We've been on this diet a month now. It's pretty much the South Beach with a few tweaks here and there. The first two weeks are the toughest - no booze, no starch, no fruit, no sugar, almost no carbs and almost no fats. Of course you lose weight fast, but the creator of the diet knows that you don't get fat because you have great will power so he moves you onto Phase 2.
It seems like a mini-Christmas. You can add in a starch, a fruit, a couple of glasses of wine. It's still small portions, of course. LK and I almost drooled as we toasted a single piece of spelt bread for our afternoon snack. I even surprised myself by discovering that I craved fresh fruit more than old wine. So I had a small apple one day, counted out my allowance of 12 cherries the next and went into dieter heaven with four apricots the day after that.
All of which is odd because I ate almost no fresh fruit before the diet.
The wine allowance is vague - and I am delighted it is. "You can even enjoy one or two glasses of wine with your dinner" is the wording. Now you may not consider that vague, but I believe I am remaining well within the limits of the diet if I use large water tumblers instead of those skimpy little wine glasses. After all, they don't say you can't.
The second phase, of course, slows down the rate of weight loss. After losing a quick 10 pounds in the first two weeks, I've now lost 4 pounds in the next two. (By the way, I am truly bi-measured and can think in pounds or kilos. But there was never any question that pounds was the measurement of choice for my diet. Can you even compare the psychology of "I've lost more than 2 pounds" to "I've lost 1 kilo"? I don't think so. And if our scales measured in ounces, I would probably move to them.)
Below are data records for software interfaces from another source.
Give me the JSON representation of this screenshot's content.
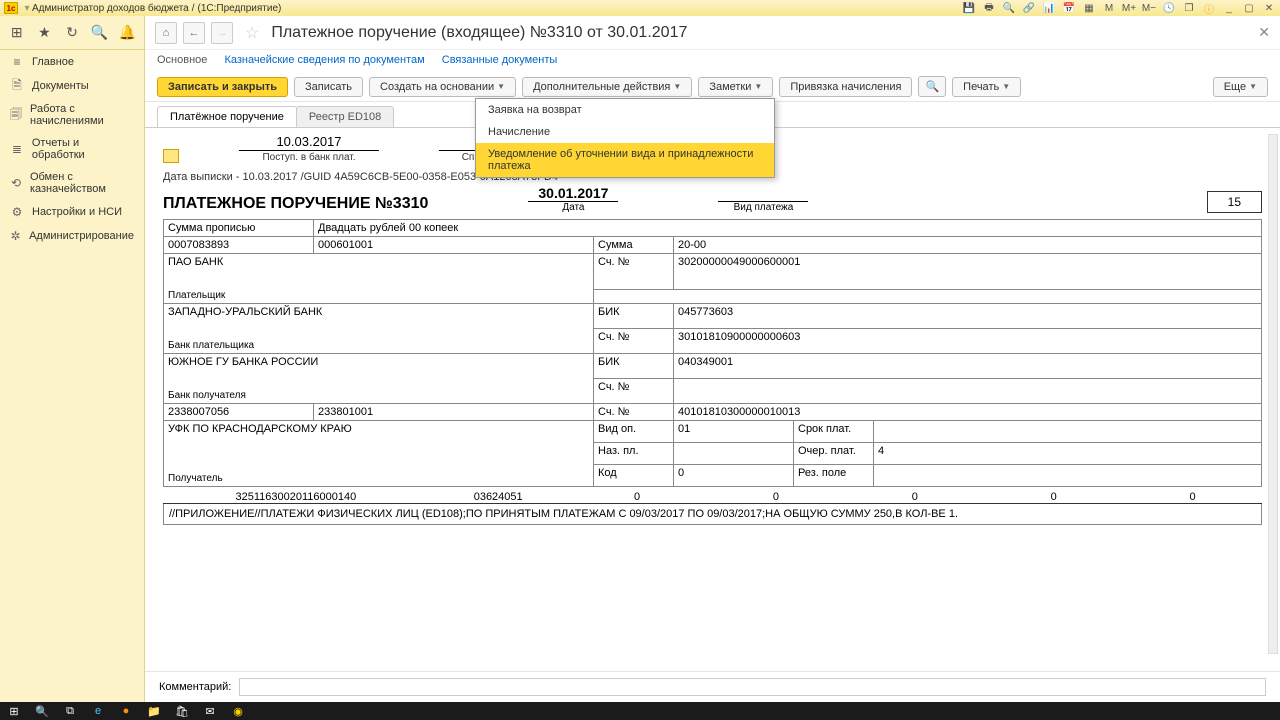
{
  "titlebar": {
    "app": "Администратор доходов бюджета",
    "mode": "(1С:Предприятие)"
  },
  "sidebar": {
    "items": [
      {
        "icon": "≡",
        "label": "Главное"
      },
      {
        "icon": "🗎",
        "label": "Документы"
      },
      {
        "icon": "🗐",
        "label": "Работа с начислениями"
      },
      {
        "icon": "≣",
        "label": "Отчеты и обработки"
      },
      {
        "icon": "⟲",
        "label": "Обмен с казначейством"
      },
      {
        "icon": "⚙",
        "label": "Настройки и НСИ"
      },
      {
        "icon": "✲",
        "label": "Администрирование"
      }
    ]
  },
  "header": {
    "title": "Платежное поручение (входящее) №3310 от 30.01.2017",
    "links": {
      "l0": "Основное",
      "l1": "Казначейские сведения по документам",
      "l2": "Связанные документы"
    }
  },
  "toolbar": {
    "save_close": "Записать и закрыть",
    "save": "Записать",
    "create_based": "Создать на основании",
    "extra": "Дополнительные действия",
    "notes": "Заметки",
    "bind": "Привязка начисления",
    "print": "Печать",
    "more": "Еще"
  },
  "dropdown": {
    "i0": "Заявка на возврат",
    "i1": "Начисление",
    "i2": "Уведомление об уточнении вида и принадлежности платежа"
  },
  "tabs": {
    "t0": "Платёжное поручение",
    "t1": "Реестр ED108"
  },
  "doc": {
    "received_date": "10.03.2017",
    "received_lbl": "Поступ. в банк плат.",
    "writeoff_lbl": "Списано со сч. плат.",
    "guid_line": "Дата выписки - 10.03.2017 /GUID 4A59C6CB-5E00-0358-E053-0A1208A73FD4",
    "title": "ПЛАТЕЖНОЕ ПОРУЧЕНИЕ №3310",
    "date": "30.01.2017",
    "date_lbl": "Дата",
    "paytype_lbl": "Вид платежа",
    "numbox": "15",
    "sum_words_lbl": "Сумма прописью",
    "sum_words": "Двадцать рублей 00 копеек",
    "payer_inn": "0007083893",
    "payer_kpp": "000601001",
    "payer_name": "ПАО БАНК",
    "payer_lbl": "Плательщик",
    "sum_lbl": "Сумма",
    "sum_val": "20-00",
    "acc_lbl": "Сч. №",
    "payer_acc": "30200000049000600001",
    "payer_bank": "ЗАПАДНО-УРАЛЬСКИЙ БАНК",
    "payer_bank_lbl": "Банк плательщика",
    "bik_lbl": "БИК",
    "payer_bik": "045773603",
    "payer_bank_acc": "30101810900000000603",
    "recv_bank": "ЮЖНОЕ ГУ БАНКА РОССИИ",
    "recv_bank_lbl": "Банк получателя",
    "recv_bik": "040349001",
    "recv_inn": "2338007056",
    "recv_kpp": "233801001",
    "recv_acc": "40101810300000010013",
    "recv_name": "УФК ПО КРАСНОДАРСКОМУ КРАЮ",
    "recv_lbl": "Получатель",
    "vidop_lbl": "Вид оп.",
    "vidop": "01",
    "nazpl_lbl": "Наз. пл.",
    "kod_lbl": "Код",
    "kod": "0",
    "srok_lbl": "Срок плат.",
    "ocher_lbl": "Очер. плат.",
    "ocher": "4",
    "rez_lbl": "Рез. поле",
    "codes": {
      "c0": "32511630020116000140",
      "c1": "03624051",
      "c2": "0",
      "c3": "0",
      "c4": "0",
      "c5": "0",
      "c6": "0"
    },
    "purpose": "//ПРИЛОЖЕНИЕ//ПЛАТЕЖИ ФИЗИЧЕСКИХ ЛИЦ (ED108);ПО ПРИНЯТЫМ ПЛАТЕЖАМ С 09/03/2017 ПО 09/03/2017;НА ОБЩУЮ СУММУ 250,В КОЛ-ВЕ 1."
  },
  "comment_lbl": "Комментарий:"
}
The slower weight loss in Phase 2 makes sense and must be healthier, of course, but with my size and target weight, it also means I am likely to be on this phase for another year or more. Which is where my bride enters the picture.
Linda started us down this course of weight loss with the stated desire of keeping me around longer. Had she really thought that through, I am not sure she would have been so committed to the program, but nonetheless it is her efforts that are making this work.
Like a contestant on one of those cooking competition shows, she has set about trying to use the allowable mix of foods to make meals that taste great, are varied and don't rely on large mounds of lettuce and veggies to fill you up.
And for four weeks, we have had dinners that make me forget we are watching our waistlines. Last night we had three lovely lamb cutlets with a salad of broadbeans, mint and quinoa. After hearing so much about it, last year was the first time LK used quinoa, the grain that seems to me like a stepchild of rice and couscous, and she was excited to see it on the list of starchy foods that could be added back to the diet on Phase 2.
Perhaps in her excitement, she overdid it last night with a whopping huge serve of the salad. You know you've locked into the dieter's mentality when you're eating grains and beans and the cook apologizes that tonight is a bit of a carb overload.
Which, it turned out, was OK. I still lost 16 ounces yesterday. More quinoa, LK!